_EXERCISE REQUIREMENTS_
Find each line below containing the word "peiyi" and copy it.

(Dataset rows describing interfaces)
_ _ _ _

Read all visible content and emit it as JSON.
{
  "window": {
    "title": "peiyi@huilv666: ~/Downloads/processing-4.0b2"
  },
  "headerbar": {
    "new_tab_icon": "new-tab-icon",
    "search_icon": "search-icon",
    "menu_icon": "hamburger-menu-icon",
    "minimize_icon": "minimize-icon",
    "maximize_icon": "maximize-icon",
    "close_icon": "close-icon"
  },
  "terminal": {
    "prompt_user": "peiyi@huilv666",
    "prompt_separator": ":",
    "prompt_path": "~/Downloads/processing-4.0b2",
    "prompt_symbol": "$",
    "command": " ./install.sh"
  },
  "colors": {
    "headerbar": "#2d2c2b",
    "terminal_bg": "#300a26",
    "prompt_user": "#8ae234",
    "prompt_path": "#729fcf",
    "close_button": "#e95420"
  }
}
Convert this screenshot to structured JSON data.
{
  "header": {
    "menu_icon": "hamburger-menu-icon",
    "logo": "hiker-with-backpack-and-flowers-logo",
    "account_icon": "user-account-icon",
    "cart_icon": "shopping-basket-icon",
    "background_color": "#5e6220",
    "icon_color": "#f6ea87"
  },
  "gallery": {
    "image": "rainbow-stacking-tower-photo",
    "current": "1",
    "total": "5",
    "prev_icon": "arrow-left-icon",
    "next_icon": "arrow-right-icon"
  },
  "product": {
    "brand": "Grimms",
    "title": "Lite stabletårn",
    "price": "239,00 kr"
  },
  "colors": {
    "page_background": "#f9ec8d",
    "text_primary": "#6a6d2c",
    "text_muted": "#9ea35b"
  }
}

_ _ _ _

_TASK RESPONSE_
    "title": "peiyi@huilv666: ~/Downloads/processing-4.0b2"
    "prompt_user": "peiyi@huilv666",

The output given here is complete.